The way we choose to behave sexually is as individual and as diverse as we are. Sexuality, taken in its broadest definition, is a term used to communicate the way we go about defining and expressing ourselves as sexual beings. Included within this definition is how we choose to express that sexuality and the choice(s) of sexual partner we may have made.
Fortunately or unfortunately, our sexuality doesn’t fall into neat categories and is not understood by straightforward labels – for instance LGBT (Lesbian, Gay, Bisexual and Transgender). Instead, it is a rich and complex area of our experience as human beings.
Discussions around sexuality have come to have a more limited meaning than that described above: in that sexuality is often defined by whether our sexual partners are of the same or the opposite gender to us. Attempting to fit such diverse experiences into three or four simple labels can be problematic for some, whilst also offering others a sense of identity and shared experience.
For many individuals who are questioning their sexuality or considering coming out, the landscape in the UK can appear easier than it has done in the past. There are increasngly diverse sexualities within popular culture, many employers embrace equal opportunities policies and Pride festivals across the country are embraced by individuals across the sexual spectrum.

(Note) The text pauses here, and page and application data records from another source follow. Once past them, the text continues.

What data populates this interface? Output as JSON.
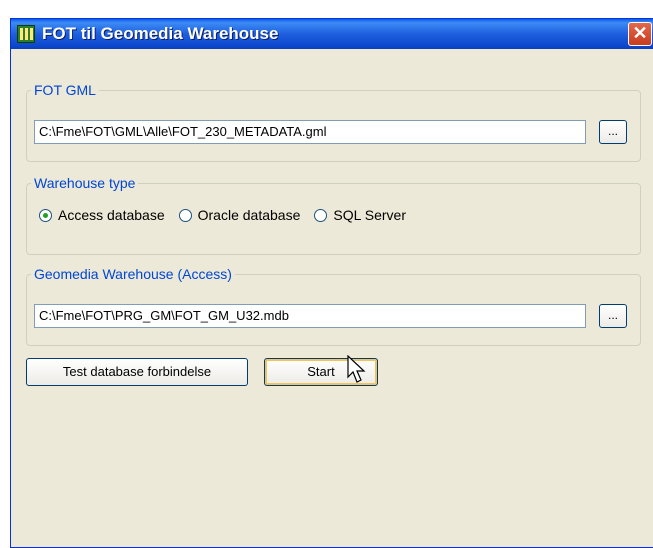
{
  "window": {
    "title": "FOT til Geomedia Warehouse",
    "close_symbol": "✕"
  },
  "fot_gml": {
    "legend": "FOT GML",
    "value": "C:\\Fme\\FOT\\GML\\Alle\\FOT_230_METADATA.gml",
    "browse_label": "..."
  },
  "warehouse_type": {
    "legend": "Warehouse type",
    "options": [
      {
        "label": "Access database",
        "checked": true
      },
      {
        "label": "Oracle database",
        "checked": false
      },
      {
        "label": "SQL Server",
        "checked": false
      }
    ]
  },
  "geomedia": {
    "legend": "Geomedia Warehouse (Access)",
    "value": "C:\\Fme\\FOT\\PRG_GM\\FOT_GM_U32.mdb",
    "browse_label": "..."
  },
  "buttons": {
    "test_label": "Test database forbindelse",
    "start_label": "Start"
  }
}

Embracing our sexuality
Despite all of this, undersatanding, accepting and embracing your sexuality can involve a period of uncertainty and change. Whilst our sexuality is often formed in our younger years, it can take many of us until later life to truly embrace who we are.
In addition to self-acceptance, there is still a widespread ignorance that might impact your life in other harmful ways. Issues such as homophobia and transphobia are still forms of discrimination that we might experience today. Some experience physical abuse or emotional abuse when they come out - from strangers or loved ones - and feel like they don't have anyone to turn to.
This kind of isolation might make you feel like you can't be yourself, conflicted with your own identity, lonely and in fear. Without the ability to confide in others, it can feel like you're trapped in a cage and unable to break free. This mental prison can be as dehabilitating as any other. This is why it's important to get help in other ways if you can - through counselling for example. Whether you are struggling to cope with discrimation after coming out, or are struggling with self-acceptance, talking to someone can help.
Counselling for issues surrounding sexuality
Counsellors at The Hope Street Centre have witnessed the liberation that can come from individuals recognising and accepting their sexuality. If you are currently in the process of questioning your sexuality, you might find that counselling gives you the opportunity to explore your feelings in a safe, non judgemental environment. In the meatime, if you are considering beginning the process of coming out, you might wish to consider the following:
• Choose people to come out to first who you know will be understanding
• Only tell people when you are ready, and remember that not everyone has to know!
• Pick a time when you know you won’t be rushed, and be prepared to answer some questions
• If you are concerned about the reaction of certain people, consider writing to them.
• Don’t apologise. Should you experience a bad reaction, remember that you aren’t responsible for it. The way an individual reacts is their responsibility.